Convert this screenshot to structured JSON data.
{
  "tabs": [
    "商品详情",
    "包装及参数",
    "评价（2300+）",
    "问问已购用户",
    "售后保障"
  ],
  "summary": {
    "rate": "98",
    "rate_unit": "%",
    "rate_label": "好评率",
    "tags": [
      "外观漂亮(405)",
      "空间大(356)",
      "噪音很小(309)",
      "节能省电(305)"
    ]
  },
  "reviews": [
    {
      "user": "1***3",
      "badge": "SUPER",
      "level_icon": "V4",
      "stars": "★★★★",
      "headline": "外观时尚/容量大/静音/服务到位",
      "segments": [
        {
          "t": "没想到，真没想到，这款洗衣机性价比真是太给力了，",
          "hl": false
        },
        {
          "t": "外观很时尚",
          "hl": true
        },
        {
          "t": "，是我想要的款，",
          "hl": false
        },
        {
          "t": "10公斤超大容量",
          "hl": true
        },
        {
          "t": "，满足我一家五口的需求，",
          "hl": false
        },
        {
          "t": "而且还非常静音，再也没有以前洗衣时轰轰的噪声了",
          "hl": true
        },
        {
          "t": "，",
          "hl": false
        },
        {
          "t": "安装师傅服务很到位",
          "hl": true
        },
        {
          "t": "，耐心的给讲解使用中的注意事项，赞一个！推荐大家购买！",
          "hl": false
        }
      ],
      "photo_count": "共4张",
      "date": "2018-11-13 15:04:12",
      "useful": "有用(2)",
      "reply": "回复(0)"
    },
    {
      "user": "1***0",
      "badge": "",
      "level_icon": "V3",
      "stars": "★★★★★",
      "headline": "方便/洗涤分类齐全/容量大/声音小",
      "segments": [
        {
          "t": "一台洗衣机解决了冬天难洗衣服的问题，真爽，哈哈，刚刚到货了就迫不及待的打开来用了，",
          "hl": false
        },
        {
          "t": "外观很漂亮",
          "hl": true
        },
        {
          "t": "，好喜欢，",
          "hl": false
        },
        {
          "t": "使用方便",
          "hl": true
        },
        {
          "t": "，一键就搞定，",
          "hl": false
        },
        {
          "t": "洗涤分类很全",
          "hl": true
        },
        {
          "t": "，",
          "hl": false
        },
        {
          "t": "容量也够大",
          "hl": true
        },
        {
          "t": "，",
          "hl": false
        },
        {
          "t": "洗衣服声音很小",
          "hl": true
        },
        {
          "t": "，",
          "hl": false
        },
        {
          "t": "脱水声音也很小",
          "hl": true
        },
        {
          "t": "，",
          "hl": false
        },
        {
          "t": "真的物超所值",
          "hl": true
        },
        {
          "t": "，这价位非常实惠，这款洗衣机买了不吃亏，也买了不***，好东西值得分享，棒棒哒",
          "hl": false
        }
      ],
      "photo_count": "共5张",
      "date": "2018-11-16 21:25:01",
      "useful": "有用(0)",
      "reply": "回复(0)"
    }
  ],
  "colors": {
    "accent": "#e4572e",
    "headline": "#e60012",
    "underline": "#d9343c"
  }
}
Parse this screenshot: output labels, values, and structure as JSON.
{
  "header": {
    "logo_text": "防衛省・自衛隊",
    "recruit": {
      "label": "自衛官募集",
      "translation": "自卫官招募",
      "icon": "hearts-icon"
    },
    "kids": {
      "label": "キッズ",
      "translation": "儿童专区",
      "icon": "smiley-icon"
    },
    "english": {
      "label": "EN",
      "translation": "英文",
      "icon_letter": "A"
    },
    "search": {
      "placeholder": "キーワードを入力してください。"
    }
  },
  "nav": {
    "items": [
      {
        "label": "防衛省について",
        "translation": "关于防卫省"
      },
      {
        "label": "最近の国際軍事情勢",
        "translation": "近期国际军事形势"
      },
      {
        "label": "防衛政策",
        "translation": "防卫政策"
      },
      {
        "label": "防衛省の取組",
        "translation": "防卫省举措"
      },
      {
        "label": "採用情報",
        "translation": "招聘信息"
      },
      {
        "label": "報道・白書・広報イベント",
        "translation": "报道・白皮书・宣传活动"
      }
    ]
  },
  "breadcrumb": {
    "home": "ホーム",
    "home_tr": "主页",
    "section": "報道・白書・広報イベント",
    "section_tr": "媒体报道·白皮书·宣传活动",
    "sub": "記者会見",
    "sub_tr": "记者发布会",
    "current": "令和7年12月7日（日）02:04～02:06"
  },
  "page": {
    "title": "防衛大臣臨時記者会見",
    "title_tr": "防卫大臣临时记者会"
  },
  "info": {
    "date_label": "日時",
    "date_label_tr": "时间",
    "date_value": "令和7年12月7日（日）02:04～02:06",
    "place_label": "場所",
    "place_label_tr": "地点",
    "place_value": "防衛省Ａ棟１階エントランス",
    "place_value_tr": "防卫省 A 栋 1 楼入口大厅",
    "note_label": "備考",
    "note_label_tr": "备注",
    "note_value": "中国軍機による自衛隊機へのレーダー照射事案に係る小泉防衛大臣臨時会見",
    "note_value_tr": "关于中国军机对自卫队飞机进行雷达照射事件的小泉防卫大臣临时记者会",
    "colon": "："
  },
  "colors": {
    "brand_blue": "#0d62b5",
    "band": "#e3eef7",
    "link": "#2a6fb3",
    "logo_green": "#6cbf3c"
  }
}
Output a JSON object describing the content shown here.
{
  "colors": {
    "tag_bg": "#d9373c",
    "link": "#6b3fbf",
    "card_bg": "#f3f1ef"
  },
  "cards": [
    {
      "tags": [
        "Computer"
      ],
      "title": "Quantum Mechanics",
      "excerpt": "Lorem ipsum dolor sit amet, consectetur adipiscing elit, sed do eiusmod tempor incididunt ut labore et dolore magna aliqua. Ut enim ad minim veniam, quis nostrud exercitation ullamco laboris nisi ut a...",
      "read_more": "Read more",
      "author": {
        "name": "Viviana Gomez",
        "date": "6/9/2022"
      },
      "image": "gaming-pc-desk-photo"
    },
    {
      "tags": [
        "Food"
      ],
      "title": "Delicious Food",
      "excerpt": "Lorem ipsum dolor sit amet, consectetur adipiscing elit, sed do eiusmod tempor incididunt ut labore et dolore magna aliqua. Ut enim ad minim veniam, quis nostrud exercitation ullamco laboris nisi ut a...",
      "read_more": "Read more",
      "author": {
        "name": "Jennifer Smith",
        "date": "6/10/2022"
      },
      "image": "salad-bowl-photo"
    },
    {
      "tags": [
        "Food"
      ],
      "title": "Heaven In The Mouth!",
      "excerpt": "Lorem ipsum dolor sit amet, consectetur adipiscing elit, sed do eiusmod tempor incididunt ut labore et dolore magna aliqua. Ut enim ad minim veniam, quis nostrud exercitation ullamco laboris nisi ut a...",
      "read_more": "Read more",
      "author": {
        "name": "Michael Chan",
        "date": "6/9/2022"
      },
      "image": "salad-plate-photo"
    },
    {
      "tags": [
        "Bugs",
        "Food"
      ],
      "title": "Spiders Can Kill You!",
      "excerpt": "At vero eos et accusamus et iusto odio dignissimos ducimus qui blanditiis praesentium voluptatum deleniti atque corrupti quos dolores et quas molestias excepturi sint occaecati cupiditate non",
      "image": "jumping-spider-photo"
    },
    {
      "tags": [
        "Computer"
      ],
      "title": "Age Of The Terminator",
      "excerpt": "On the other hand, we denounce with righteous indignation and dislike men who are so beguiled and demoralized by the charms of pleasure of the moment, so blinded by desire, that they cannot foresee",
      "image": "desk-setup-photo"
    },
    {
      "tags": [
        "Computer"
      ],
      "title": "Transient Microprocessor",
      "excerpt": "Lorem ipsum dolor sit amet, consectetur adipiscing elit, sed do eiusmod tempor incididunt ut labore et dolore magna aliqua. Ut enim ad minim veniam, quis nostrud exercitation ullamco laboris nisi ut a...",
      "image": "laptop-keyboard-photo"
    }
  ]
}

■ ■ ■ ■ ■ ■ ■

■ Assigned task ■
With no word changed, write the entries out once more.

■ Worked solution ■
Convert this screenshot to structured JSON data.
{
  "tabs": [
    "商品详情",
    "包装及参数",
    "评价（2300+）",
    "问问已购用户",
    "售后保障"
  ],
  "summary": {
    "rate": "98",
    "rate_unit": "%",
    "rate_label": "好评率",
    "tags": [
      "外观漂亮(405)",
      "空间大(356)",
      "噪音很小(309)",
      "节能省电(305)"
    ]
  },
  "reviews": [
    {
      "user": "1***3",
      "badge": "SUPER",
      "level_icon": "V4",
      "stars": "★★★★",
      "headline": "外观时尚/容量大/静音/服务到位",
      "segments": [
        {
          "t": "没想到，真没想到，这款洗衣机性价比真是太给力了，",
          "hl": false
        },
        {
          "t": "外观很时尚",
          "hl": true
        },
        {
          "t": "，是我想要的款，",
          "hl": false
        },
        {
          "t": "10公斤超大容量",
          "hl": true
        },
        {
          "t": "，满足我一家五口的需求，",
          "hl": false
        },
        {
          "t": "而且还非常静音，再也没有以前洗衣时轰轰的噪声了",
          "hl": true
        },
        {
          "t": "，",
          "hl": false
        },
        {
          "t": "安装师傅服务很到位",
          "hl": true
        },
        {
          "t": "，耐心的给讲解使用中的注意事项，赞一个！推荐大家购买！",
          "hl": false
        }
      ],
      "photo_count": "共4张",
      "date": "2018-11-13 15:04:12",
      "useful": "有用(2)",
      "reply": "回复(0)"
    },
    {
      "user": "1***0",
      "badge": "",
      "level_icon": "V3",
      "stars": "★★★★★",
      "headline": "方便/洗涤分类齐全/容量大/声音小",
      "segments": [
        {
          "t": "一台洗衣机解决了冬天难洗衣服的问题，真爽，哈哈，刚刚到货了就迫不及待的打开来用了，",
          "hl": false
        },
        {
          "t": "外观很漂亮",
          "hl": true
        },
        {
          "t": "，好喜欢，",
          "hl": false
        },
        {
          "t": "使用方便",
          "hl": true
        },
        {
          "t": "，一键就搞定，",
          "hl": false
        },
        {
          "t": "洗涤分类很全",
          "hl": true
        },
        {
          "t": "，",
          "hl": false
        },
        {
          "t": "容量也够大",
          "hl": true
        },
        {
          "t": "，",
          "hl": false
        },
        {
          "t": "洗衣服声音很小",
          "hl": true
        },
        {
          "t": "，",
          "hl": false
        },
        {
          "t": "脱水声音也很小",
          "hl": true
        },
        {
          "t": "，",
          "hl": false
        },
        {
          "t": "真的物超所值",
          "hl": true
        },
        {
          "t": "，这价位非常实惠，这款洗衣机买了不吃亏，也买了不***，好东西值得分享，棒棒哒",
          "hl": false
        }
      ],
      "photo_count": "共5张",
      "date": "2018-11-16 21:25:01",
      "useful": "有用(0)",
      "reply": "回复(0)"
    }
  ],
  "colors": {
    "accent": "#e4572e",
    "headline": "#e60012",
    "underline": "#d9343c"
  }
}
Parse this screenshot: output labels, values, and structure as JSON.
{
  "header": {
    "logo_text": "防衛省・自衛隊",
    "recruit": {
      "label": "自衛官募集",
      "translation": "自卫官招募",
      "icon": "hearts-icon"
    },
    "kids": {
      "label": "キッズ",
      "translation": "儿童专区",
      "icon": "smiley-icon"
    },
    "english": {
      "label": "EN",
      "translation": "英文",
      "icon_letter": "A"
    },
    "search": {
      "placeholder": "キーワードを入力してください。"
    }
  },
  "nav": {
    "items": [
      {
        "label": "防衛省について",
        "translation": "关于防卫省"
      },
      {
        "label": "最近の国際軍事情勢",
        "translation": "近期国际军事形势"
      },
      {
        "label": "防衛政策",
        "translation": "防卫政策"
      },
      {
        "label": "防衛省の取組",
        "translation": "防卫省举措"
      },
      {
        "label": "採用情報",
        "translation": "招聘信息"
      },
      {
        "label": "報道・白書・広報イベント",
        "translation": "报道・白皮书・宣传活动"
      }
    ]
  },
  "breadcrumb": {
    "home": "ホーム",
    "home_tr": "主页",
    "section": "報道・白書・広報イベント",
    "section_tr": "媒体报道·白皮书·宣传活动",
    "sub": "記者会見",
    "sub_tr": "记者发布会",
    "current": "令和7年12月7日（日）02:04～02:06"
  },
  "page": {
    "title": "防衛大臣臨時記者会見",
    "title_tr": "防卫大臣临时记者会"
  },
  "info": {
    "date_label": "日時",
    "date_label_tr": "时间",
    "date_value": "令和7年12月7日（日）02:04～02:06",
    "place_label": "場所",
    "place_label_tr": "地点",
    "place_value": "防衛省Ａ棟１階エントランス",
    "place_value_tr": "防卫省 A 栋 1 楼入口大厅",
    "note_label": "備考",
    "note_label_tr": "备注",
    "note_value": "中国軍機による自衛隊機へのレーダー照射事案に係る小泉防衛大臣臨時会見",
    "note_value_tr": "关于中国军机对自卫队飞机进行雷达照射事件的小泉防卫大臣临时记者会",
    "colon": "："
  },
  "colors": {
    "brand_blue": "#0d62b5",
    "band": "#e3eef7",
    "link": "#2a6fb3",
    "logo_green": "#6cbf3c"
  }
}
Output a JSON object describing the content shown here.
{
  "colors": {
    "tag_bg": "#d9373c",
    "link": "#6b3fbf",
    "card_bg": "#f3f1ef"
  },
  "cards": [
    {
      "tags": [
        "Computer"
      ],
      "title": "Quantum Mechanics",
      "excerpt": "Lorem ipsum dolor sit amet, consectetur adipiscing elit, sed do eiusmod tempor incididunt ut labore et dolore magna aliqua. Ut enim ad minim veniam, quis nostrud exercitation ullamco laboris nisi ut a...",
      "read_more": "Read more",
      "author": {
        "name": "Viviana Gomez",
        "date": "6/9/2022"
      },
      "image": "gaming-pc-desk-photo"
    },
    {
      "tags": [
        "Food"
      ],
      "title": "Delicious Food",
      "excerpt": "Lorem ipsum dolor sit amet, consectetur adipiscing elit, sed do eiusmod tempor incididunt ut labore et dolore magna aliqua. Ut enim ad minim veniam, quis nostrud exercitation ullamco laboris nisi ut a...",
      "read_more": "Read more",
      "author": {
        "name": "Jennifer Smith",
        "date": "6/10/2022"
      },
      "image": "salad-bowl-photo"
    },
    {
      "tags": [
        "Food"
      ],
      "title": "Heaven In The Mouth!",
      "excerpt": "Lorem ipsum dolor sit amet, consectetur adipiscing elit, sed do eiusmod tempor incididunt ut labore et dolore magna aliqua. Ut enim ad minim veniam, quis nostrud exercitation ullamco laboris nisi ut a...",
      "read_more": "Read more",
      "author": {
        "name": "Michael Chan",
        "date": "6/9/2022"
      },
      "image": "salad-plate-photo"
    },
    {
      "tags": [
        "Bugs",
        "Food"
      ],
      "title": "Spiders Can Kill You!",
      "excerpt": "At vero eos et accusamus et iusto odio dignissimos ducimus qui blanditiis praesentium voluptatum deleniti atque corrupti quos dolores et quas molestias excepturi sint occaecati cupiditate non",
      "image": "jumping-spider-photo"
    },
    {
      "tags": [
        "Computer"
      ],
      "title": "Age Of The Terminator",
      "excerpt": "On the other hand, we denounce with righteous indignation and dislike men who are so beguiled and demoralized by the charms of pleasure of the moment, so blinded by desire, that they cannot foresee",
      "image": "desk-setup-photo"
    },
    {
      "tags": [
        "Computer"
      ],
      "title": "Transient Microprocessor",
      "excerpt": "Lorem ipsum dolor sit amet, consectetur adipiscing elit, sed do eiusmod tempor incididunt ut labore et dolore magna aliqua. Ut enim ad minim veniam, quis nostrud exercitation ullamco laboris nisi ut a...",
      "image": "laptop-keyboard-photo"
    }
  ]
}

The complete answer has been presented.